Start of Supplied records
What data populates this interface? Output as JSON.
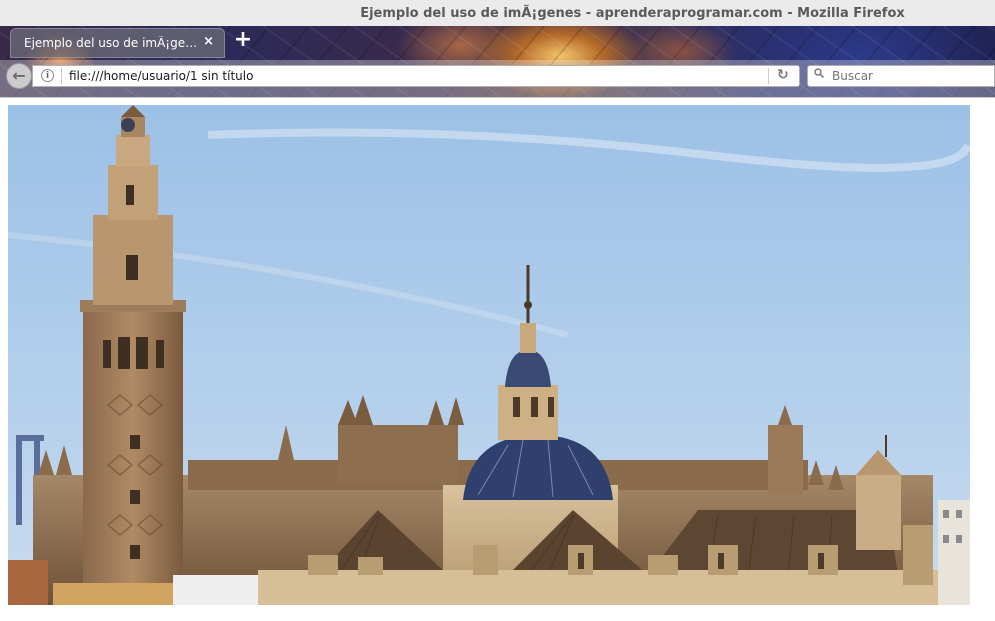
{
  "window": {
    "title": "Ejemplo del uso de imÃ¡genes - aprenderaprogramar.com - Mozilla Firefox"
  },
  "tab": {
    "label": "Ejemplo del uso de imÃ¡ge…",
    "close_glyph": "×"
  },
  "new_tab_glyph": "+",
  "navbar": {
    "back_glyph": "←",
    "info_glyph": "i",
    "url": "file:///home/usuario/1 sin título",
    "reload_glyph": "↻",
    "search_placeholder": "Buscar"
  },
  "page": {
    "image_subject": "seville-cathedral-giralda-photo"
  }
}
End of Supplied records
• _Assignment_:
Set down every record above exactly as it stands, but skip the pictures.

• _Solution_:
What data populates this interface? Output as JSON.
{
  "window": {
    "title": "Ejemplo del uso de imÃ¡genes - aprenderaprogramar.com - Mozilla Firefox"
  },
  "tab": {
    "label": "Ejemplo del uso de imÃ¡ge…",
    "close_glyph": "×"
  },
  "new_tab_glyph": "+",
  "navbar": {
    "back_glyph": "←",
    "info_glyph": "i",
    "url": "file:///home/usuario/1 sin título",
    "reload_glyph": "↻",
    "search_placeholder": "Buscar"
  },
  "page": {
    "image_subject": "seville-cathedral-giralda-photo"
  }
}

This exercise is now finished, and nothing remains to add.